(What to do): Set down every record below exactly as it appears, but without the pictures.

(Input):
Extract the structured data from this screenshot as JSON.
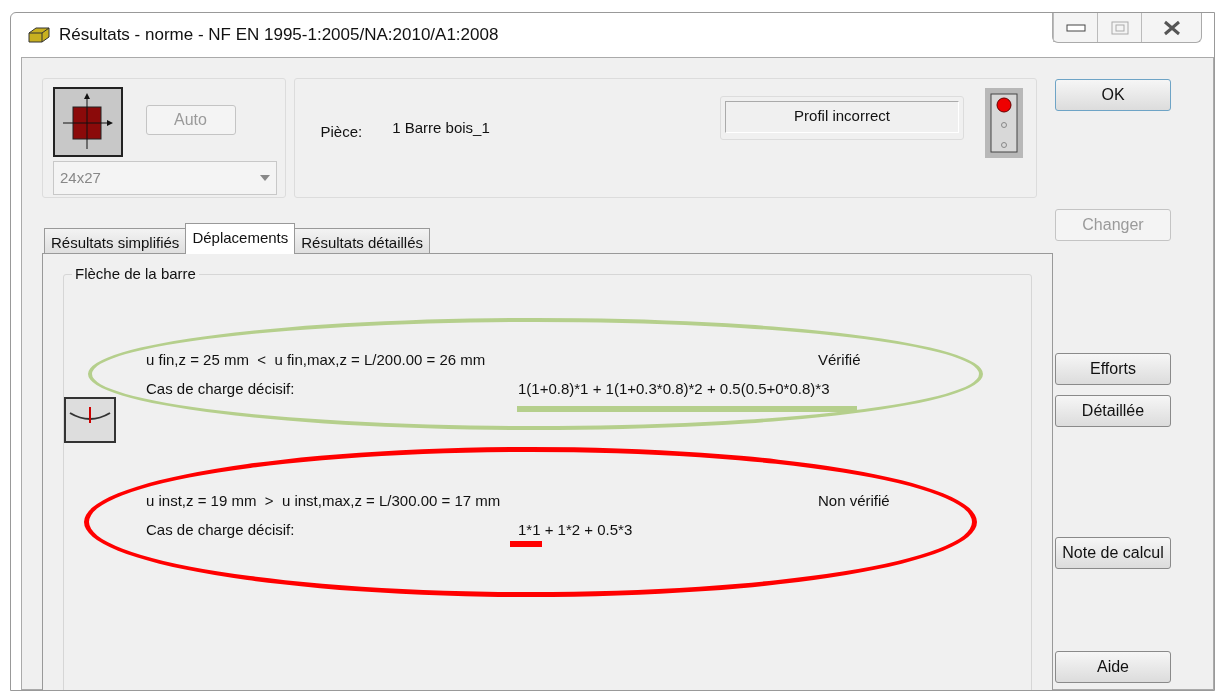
{
  "window": {
    "title": "Résultats - norme - NF EN 1995-1:2005/NA:2010/A1:2008"
  },
  "section": {
    "auto_button": {
      "label": "Auto",
      "disabled": true
    },
    "profile": {
      "value": "24x27",
      "disabled": true
    }
  },
  "piece": {
    "label": "Pièce:",
    "value": "1  Barre bois_1"
  },
  "status": {
    "message": "Profil incorrect",
    "lights": [
      {
        "on": true
      },
      {
        "on": false
      },
      {
        "on": false
      }
    ]
  },
  "tabs": [
    {
      "label": "Résultats simplifiés",
      "selected": false
    },
    {
      "label": "Déplacements",
      "selected": true
    },
    {
      "label": "Résultats détaillés",
      "selected": false
    }
  ],
  "group": {
    "title": "Flèche de la barre"
  },
  "checks": [
    {
      "condition": "u fin,z = 25 mm  <  u fin,max,z = L/200.00 = 26 mm",
      "status": "Vérifié",
      "load_label": "Cas de charge décisif:",
      "load_case": "1(1+0.8)*1 + 1(1+0.3*0.8)*2 + 0.5(0.5+0*0.8)*3",
      "color": "#b5cf8c"
    },
    {
      "condition": "u inst,z = 19 mm  >  u inst,max,z = L/300.00 = 17 mm",
      "status": "Non vérifié",
      "load_label": "Cas de charge décisif:",
      "load_case": "1*1 + 1*2 + 0.5*3",
      "color": "#ff0000"
    }
  ],
  "buttons": [
    {
      "label": "OK",
      "disabled": false
    },
    {
      "label": "Changer",
      "disabled": true
    },
    {
      "label": "Efforts",
      "disabled": false
    },
    {
      "label": "Détaillée",
      "disabled": false
    },
    {
      "label": "Note de calcul",
      "disabled": false
    },
    {
      "label": "Aide",
      "disabled": false
    }
  ]
}
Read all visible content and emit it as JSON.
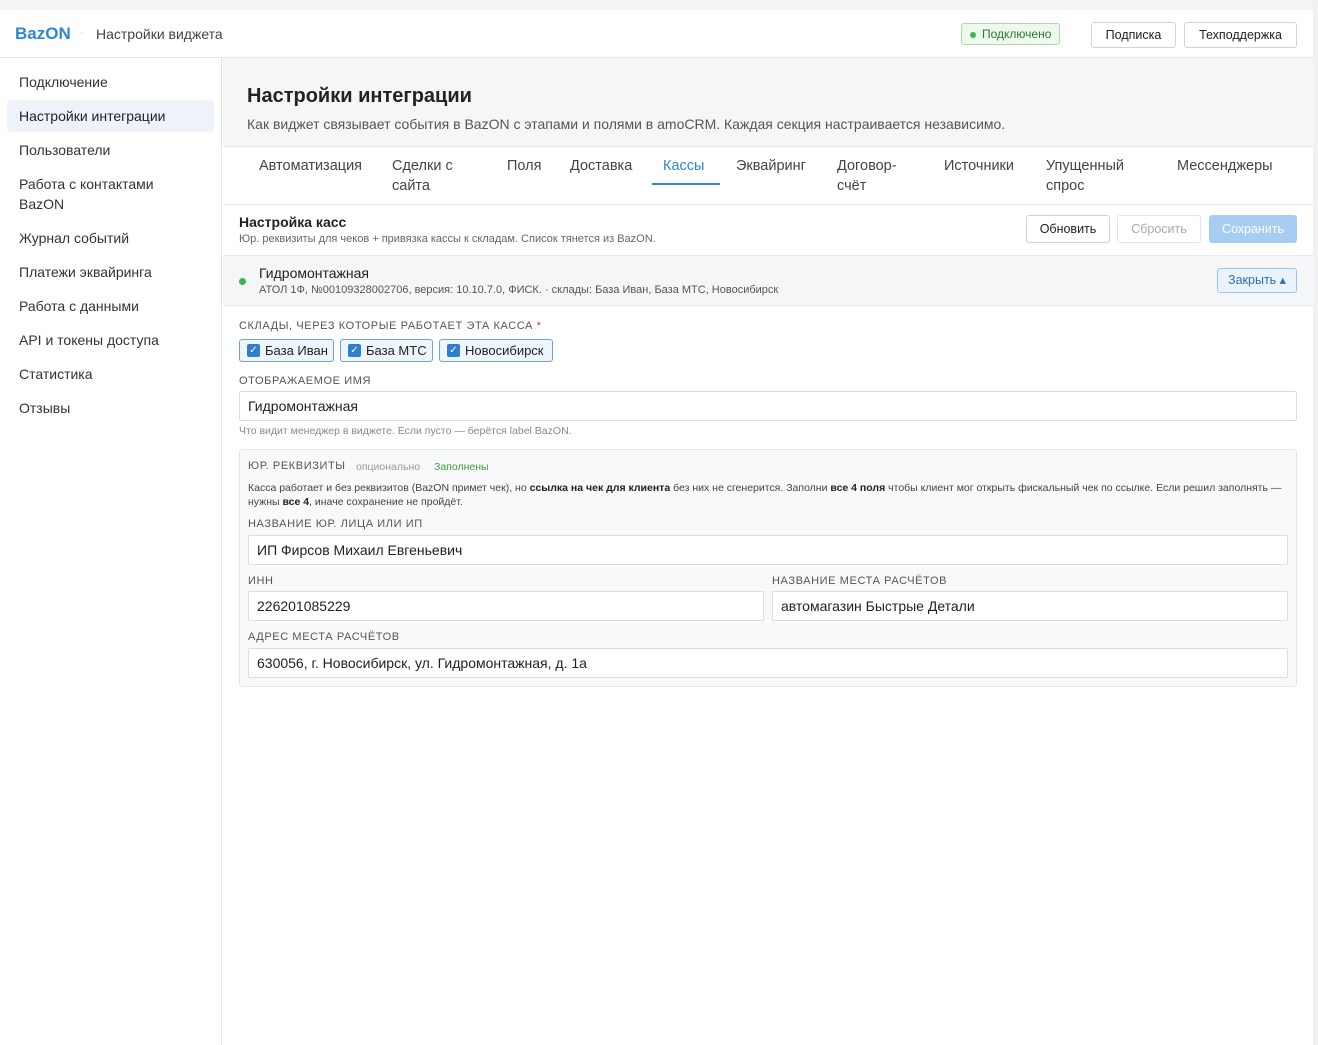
{
  "header": {
    "brand": "BazON",
    "separator": "·",
    "title": "Настройки виджета",
    "status": "Подключено",
    "subscription_label": "Подписка",
    "support_label": "Техподдержка"
  },
  "sidebar": {
    "items": [
      {
        "label": "Подключение"
      },
      {
        "label": "Настройки интеграции",
        "active": true
      },
      {
        "label": "Пользователи"
      },
      {
        "label": "Работа с контактами BazON"
      },
      {
        "label": "Журнал событий"
      },
      {
        "label": "Платежи эквайринга"
      },
      {
        "label": "Работа с данными"
      },
      {
        "label": "API и токены доступа"
      },
      {
        "label": "Статистика"
      },
      {
        "label": "Отзывы"
      }
    ]
  },
  "main": {
    "title": "Настройки интеграции",
    "subtitle": "Как виджет связывает события в BazON с этапами и полями в amoCRM. Каждая секция настраивается независимо.",
    "tabs": [
      {
        "label": "Автоматизация"
      },
      {
        "label": "Сделки с сайта"
      },
      {
        "label": "Поля"
      },
      {
        "label": "Доставка"
      },
      {
        "label": "Кассы",
        "active": true
      },
      {
        "label": "Эквайринг"
      },
      {
        "label": "Договор-счёт"
      },
      {
        "label": "Источники"
      },
      {
        "label": "Упущенный спрос"
      },
      {
        "label": "Мессенджеры"
      }
    ]
  },
  "section": {
    "title": "Настройка касс",
    "subtitle": "Юр. реквизиты для чеков + привязка кассы к складам. Список тянется из BazON.",
    "refresh_label": "Обновить",
    "reset_label": "Сбросить",
    "save_label": "Сохранить"
  },
  "kassa": {
    "name": "Гидромонтажная",
    "meta": "АТОЛ 1Ф, №00109328002706, версия: 10.10.7.0, ФИСК. · склады: База Иван, База МТС, Новосибирск",
    "close_label": "Закрыть ▴",
    "status_color": "#3cb54a"
  },
  "warehouses": {
    "label": "СКЛАДЫ, ЧЕРЕЗ КОТОРЫЕ РАБОТАЕТ ЭТА КАССА",
    "required_mark": "*",
    "items": [
      {
        "label": "База Иван",
        "checked": true
      },
      {
        "label": "База МТС",
        "checked": true
      },
      {
        "label": "Новосибирск",
        "checked": true
      }
    ]
  },
  "display_name": {
    "label": "ОТОБРАЖАЕМОЕ ИМЯ",
    "value": "Гидромонтажная",
    "hint": "Что видит менеджер в виджете. Если пусто — берётся label BazON."
  },
  "legal": {
    "label": "ЮР. РЕКВИЗИТЫ",
    "optional": "опционально",
    "status": "Заполнены",
    "note_1": "Касса работает и без реквизитов (BazON примет чек), но ",
    "note_b1": "ссылка на чек для клиента",
    "note_2": " без них не сгенерится. Заполни ",
    "note_b2": "все 4 поля",
    "note_3": " чтобы клиент мог открыть фискальный чек по ссылке. Если решил заполнять — нужны ",
    "note_b3": "все 4",
    "note_4": ", иначе сохранение не пройдёт.",
    "entity_label": "НАЗВАНИЕ ЮР. ЛИЦА ИЛИ ИП",
    "entity_value": "ИП Фирсов Михаил Евгеньевич",
    "inn_label": "ИНН",
    "inn_value": "226201085229",
    "place_name_label": "НАЗВАНИЕ МЕСТА РАСЧЁТОВ",
    "place_name_value": "автомагазин Быстрые Детали",
    "address_label": "АДРЕС МЕСТА РАСЧЁТОВ",
    "address_value": "630056, г. Новосибирск, ул. Гидромонтажная, д. 1а"
  },
  "colors": {
    "accent": "#2f86d6",
    "success": "#3cb54a"
  }
}
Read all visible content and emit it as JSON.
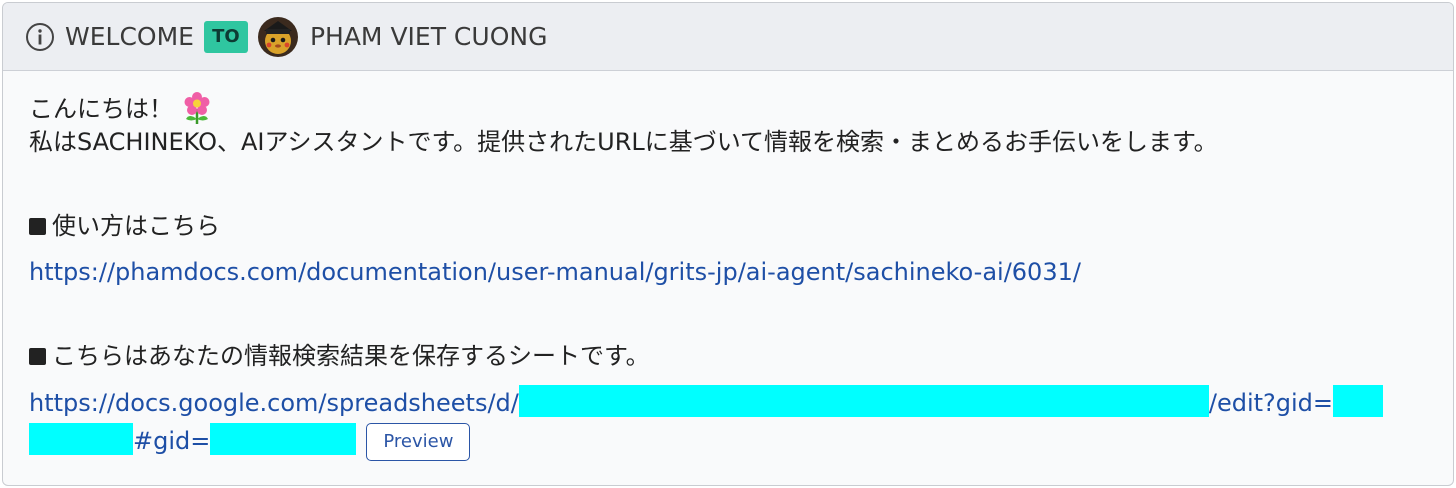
{
  "header": {
    "welcome": "WELCOME",
    "badge": "TO",
    "user_name": "PHAM VIET CUONG",
    "info_icon": "info-circle-icon",
    "avatar_icon": "avatar-pikachu-icon"
  },
  "message": {
    "greeting": "こんにちは！",
    "greeting_emoji": "flower-icon",
    "intro": "私はSACHINEKO、AIアシスタントです。提供されたURLに基づいて情報を検索・まとめるお手伝いをします。",
    "usage_heading": "使い方はこちら",
    "usage_link": "https://phamdocs.com/documentation/user-manual/grits-jp/ai-agent/sachineko-ai/6031/",
    "sheet_heading": "こちらはあなたの情報検索結果を保存するシートです。",
    "sheet_link_prefix": "https://docs.google.com/spreadsheets/d/",
    "sheet_link_mid": "/edit?gid=",
    "sheet_link_suffix": "#gid=",
    "preview_label": "Preview"
  },
  "colors": {
    "badge": "#2fc6a0",
    "link": "#1e4fa6",
    "redaction": "#00ffff",
    "header_bg": "#eceef2"
  }
}
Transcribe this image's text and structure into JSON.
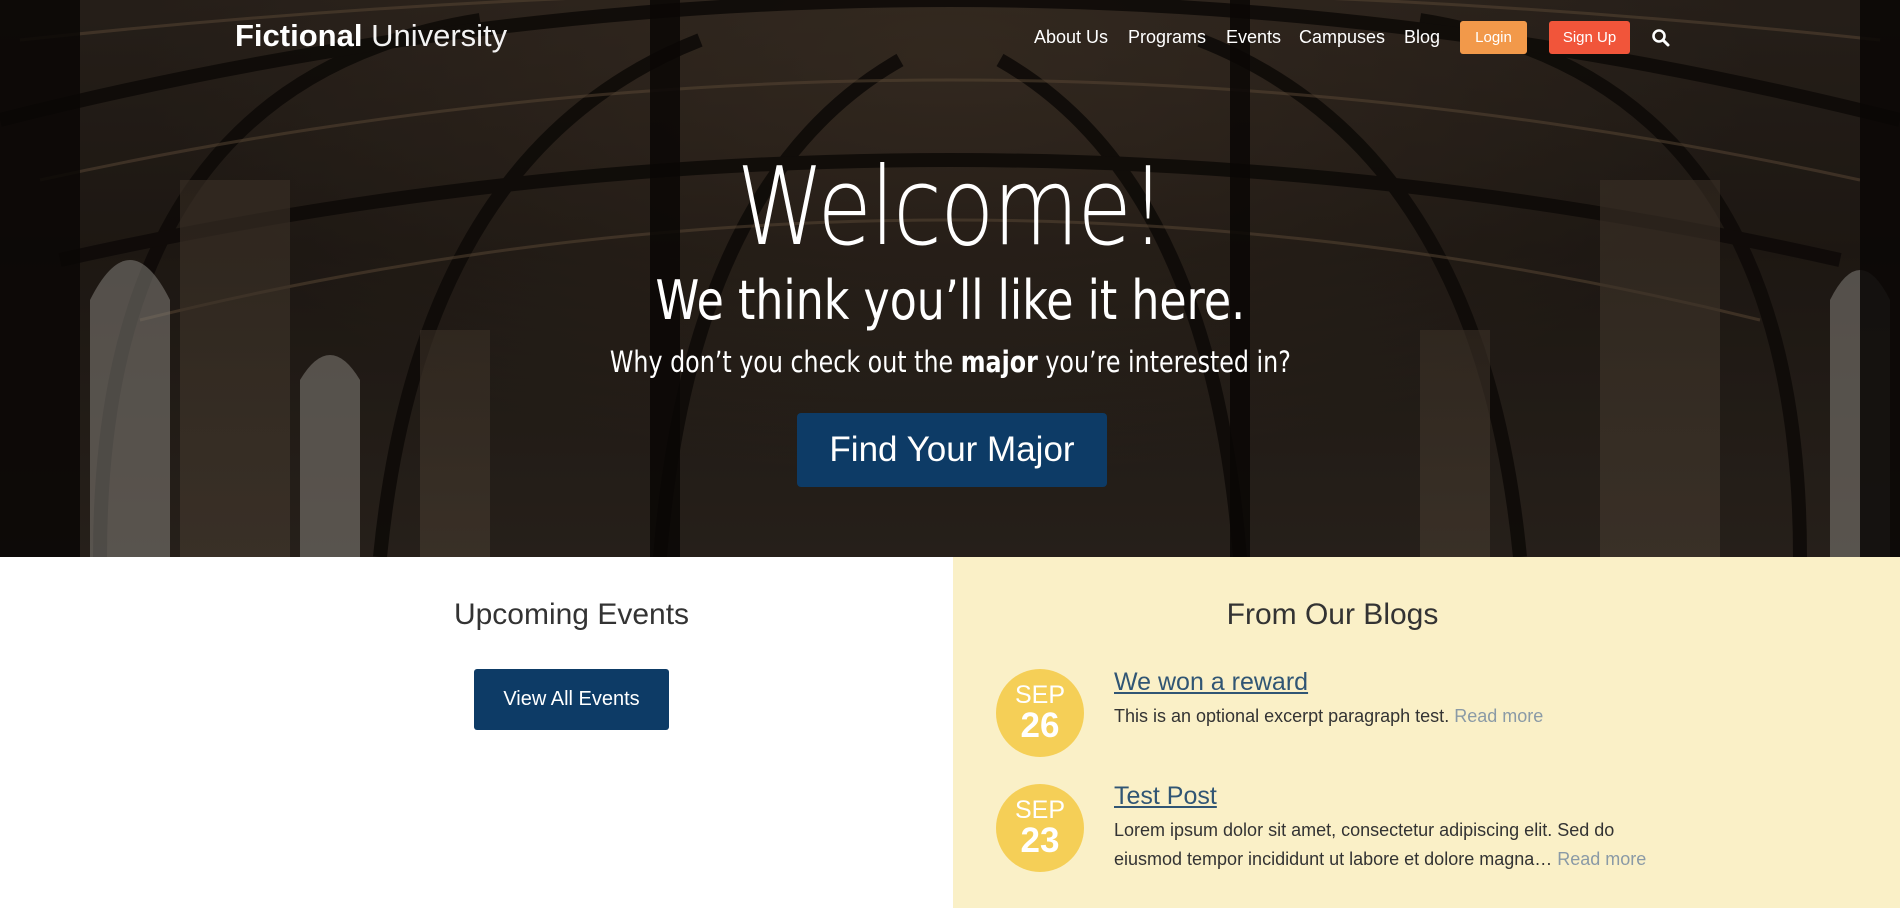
{
  "header": {
    "logo_bold": "Fictional",
    "logo_light": "University",
    "nav": [
      "About Us",
      "Programs",
      "Events",
      "Campuses",
      "Blog"
    ],
    "login_label": "Login",
    "signup_label": "Sign Up",
    "search_icon": "search-icon"
  },
  "hero": {
    "title": "Welcome!",
    "subtitle": "We think you’ll like it here.",
    "tagline_before": "Why don’t you check out the ",
    "tagline_bold": "major",
    "tagline_after": " you’re interested in?",
    "button_label": "Find Your Major"
  },
  "events": {
    "title": "Upcoming Events",
    "button_label": "View All Events"
  },
  "blogs": {
    "title": "From Our Blogs",
    "posts": [
      {
        "month": "SEP",
        "day": "26",
        "title": "We won a reward",
        "excerpt": "This is an optional excerpt paragraph test.",
        "read_more": "Read more"
      },
      {
        "month": "SEP",
        "day": "23",
        "title": "Test Post",
        "excerpt": "Lorem ipsum dolor sit amet, consectetur adipiscing elit. Sed do eiusmod tempor incididunt ut labore et dolore magna…",
        "read_more": "Read more"
      }
    ]
  },
  "colors": {
    "primary_blue": "#0d3b66",
    "login_orange": "#f2994a",
    "signup_red": "#f1553a",
    "date_yellow": "#f5cf57",
    "blog_bg": "#faf0c7"
  }
}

(Output for this exercise):
Extract the structured data from this screenshot as JSON.
{
  "window": {
    "title": "Résultats - norme - NF EN 1995-1:2005/NA:2010/A1:2008"
  },
  "section": {
    "auto_button": {
      "label": "Auto",
      "disabled": true
    },
    "profile": {
      "value": "24x27",
      "disabled": true
    }
  },
  "piece": {
    "label": "Pièce:",
    "value": "1  Barre bois_1"
  },
  "status": {
    "message": "Profil incorrect",
    "lights": [
      {
        "on": true
      },
      {
        "on": false
      },
      {
        "on": false
      }
    ]
  },
  "tabs": [
    {
      "label": "Résultats simplifiés",
      "selected": false
    },
    {
      "label": "Déplacements",
      "selected": true
    },
    {
      "label": "Résultats détaillés",
      "selected": false
    }
  ],
  "group": {
    "title": "Flèche de la barre"
  },
  "checks": [
    {
      "condition": "u fin,z = 25 mm  <  u fin,max,z = L/200.00 = 26 mm",
      "status": "Vérifié",
      "load_label": "Cas de charge décisif:",
      "load_case": "1(1+0.8)*1 + 1(1+0.3*0.8)*2 + 0.5(0.5+0*0.8)*3",
      "color": "#b5cf8c"
    },
    {
      "condition": "u inst,z = 19 mm  >  u inst,max,z = L/300.00 = 17 mm",
      "status": "Non vérifié",
      "load_label": "Cas de charge décisif:",
      "load_case": "1*1 + 1*2 + 0.5*3",
      "color": "#ff0000"
    }
  ],
  "buttons": [
    {
      "label": "OK",
      "disabled": false
    },
    {
      "label": "Changer",
      "disabled": true
    },
    {
      "label": "Efforts",
      "disabled": false
    },
    {
      "label": "Détaillée",
      "disabled": false
    },
    {
      "label": "Note de calcul",
      "disabled": false
    },
    {
      "label": "Aide",
      "disabled": false
    }
  ]
}
Read all visible content and emit it as JSON.
{
  "header": {
    "brand": "BazON",
    "separator": "·",
    "title": "Настройки виджета",
    "status": "Подключено",
    "subscription_label": "Подписка",
    "support_label": "Техподдержка"
  },
  "sidebar": {
    "items": [
      {
        "label": "Подключение"
      },
      {
        "label": "Настройки интеграции",
        "active": true
      },
      {
        "label": "Пользователи"
      },
      {
        "label": "Работа с контактами BazON"
      },
      {
        "label": "Журнал событий"
      },
      {
        "label": "Платежи эквайринга"
      },
      {
        "label": "Работа с данными"
      },
      {
        "label": "API и токены доступа"
      },
      {
        "label": "Статистика"
      },
      {
        "label": "Отзывы"
      }
    ]
  },
  "main": {
    "title": "Настройки интеграции",
    "subtitle": "Как виджет связывает события в BazON с этапами и полями в amoCRM. Каждая секция настраивается независимо.",
    "tabs": [
      {
        "label": "Автоматизация"
      },
      {
        "label": "Сделки с сайта"
      },
      {
        "label": "Поля"
      },
      {
        "label": "Доставка"
      },
      {
        "label": "Кассы",
        "active": true
      },
      {
        "label": "Эквайринг"
      },
      {
        "label": "Договор-счёт"
      },
      {
        "label": "Источники"
      },
      {
        "label": "Упущенный спрос"
      },
      {
        "label": "Мессенджеры"
      }
    ]
  },
  "section": {
    "title": "Настройка касс",
    "subtitle": "Юр. реквизиты для чеков + привязка кассы к складам. Список тянется из BazON.",
    "refresh_label": "Обновить",
    "reset_label": "Сбросить",
    "save_label": "Сохранить"
  },
  "kassa": {
    "name": "Гидромонтажная",
    "meta": "АТОЛ 1Ф, №00109328002706, версия: 10.10.7.0, ФИСК. · склады: База Иван, База МТС, Новосибирск",
    "close_label": "Закрыть ▴",
    "status_color": "#3cb54a"
  },
  "warehouses": {
    "label": "СКЛАДЫ, ЧЕРЕЗ КОТОРЫЕ РАБОТАЕТ ЭТА КАССА",
    "required_mark": "*",
    "items": [
      {
        "label": "База Иван",
        "checked": true
      },
      {
        "label": "База МТС",
        "checked": true
      },
      {
        "label": "Новосибирск",
        "checked": true
      }
    ]
  },
  "display_name": {
    "label": "ОТОБРАЖАЕМОЕ ИМЯ",
    "value": "Гидромонтажная",
    "hint": "Что видит менеджер в виджете. Если пусто — берётся label BazON."
  },
  "legal": {
    "label": "ЮР. РЕКВИЗИТЫ",
    "optional": "опционально",
    "status": "Заполнены",
    "note_1": "Касса работает и без реквизитов (BazON примет чек), но ",
    "note_b1": "ссылка на чек для клиента",
    "note_2": " без них не сгенерится. Заполни ",
    "note_b2": "все 4 поля",
    "note_3": " чтобы клиент мог открыть фискальный чек по ссылке. Если решил заполнять — нужны ",
    "note_b3": "все 4",
    "note_4": ", иначе сохранение не пройдёт.",
    "entity_label": "НАЗВАНИЕ ЮР. ЛИЦА ИЛИ ИП",
    "entity_value": "ИП Фирсов Михаил Евгеньевич",
    "inn_label": "ИНН",
    "inn_value": "226201085229",
    "place_name_label": "НАЗВАНИЕ МЕСТА РАСЧЁТОВ",
    "place_name_value": "автомагазин Быстрые Детали",
    "address_label": "АДРЕС МЕСТА РАСЧЁТОВ",
    "address_value": "630056, г. Новосибирск, ул. Гидромонтажная, д. 1а"
  },
  "colors": {
    "accent": "#2f86d6",
    "success": "#3cb54a"
  }
}
Read all visible content and emit it as JSON.
{
  "header": {
    "welcome": "WELCOME",
    "badge": "TO",
    "user_name": "PHAM VIET CUONG",
    "info_icon": "info-circle-icon",
    "avatar_icon": "avatar-pikachu-icon"
  },
  "message": {
    "greeting": "こんにちは！",
    "greeting_emoji": "flower-icon",
    "intro": "私はSACHINEKO、AIアシスタントです。提供されたURLに基づいて情報を検索・まとめるお手伝いをします。",
    "usage_heading": "使い方はこちら",
    "usage_link": "https://phamdocs.com/documentation/user-manual/grits-jp/ai-agent/sachineko-ai/6031/",
    "sheet_heading": "こちらはあなたの情報検索結果を保存するシートです。",
    "sheet_link_prefix": "https://docs.google.com/spreadsheets/d/",
    "sheet_link_mid": "/edit?gid=",
    "sheet_link_suffix": "#gid=",
    "preview_label": "Preview"
  },
  "colors": {
    "badge": "#2fc6a0",
    "link": "#1e4fa6",
    "redaction": "#00ffff",
    "header_bg": "#eceef2"
  }
}
Transcribe this image's text and structure into JSON.
{
  "header": {
    "logo_bold": "Fictional",
    "logo_light": "University",
    "nav": [
      "About Us",
      "Programs",
      "Events",
      "Campuses",
      "Blog"
    ],
    "login_label": "Login",
    "signup_label": "Sign Up",
    "search_icon": "search-icon"
  },
  "hero": {
    "title": "Welcome!",
    "subtitle": "We think you’ll like it here.",
    "tagline_before": "Why don’t you check out the ",
    "tagline_bold": "major",
    "tagline_after": " you’re interested in?",
    "button_label": "Find Your Major"
  },
  "events": {
    "title": "Upcoming Events",
    "button_label": "View All Events"
  },
  "blogs": {
    "title": "From Our Blogs",
    "posts": [
      {
        "month": "SEP",
        "day": "26",
        "title": "We won a reward",
        "excerpt": "This is an optional excerpt paragraph test.",
        "read_more": "Read more"
      },
      {
        "month": "SEP",
        "day": "23",
        "title": "Test Post",
        "excerpt": "Lorem ipsum dolor sit amet, consectetur adipiscing elit. Sed do eiusmod tempor incididunt ut labore et dolore magna…",
        "read_more": "Read more"
      }
    ]
  },
  "colors": {
    "primary_blue": "#0d3b66",
    "login_orange": "#f2994a",
    "signup_red": "#f1553a",
    "date_yellow": "#f5cf57",
    "blog_bg": "#faf0c7"
  }
}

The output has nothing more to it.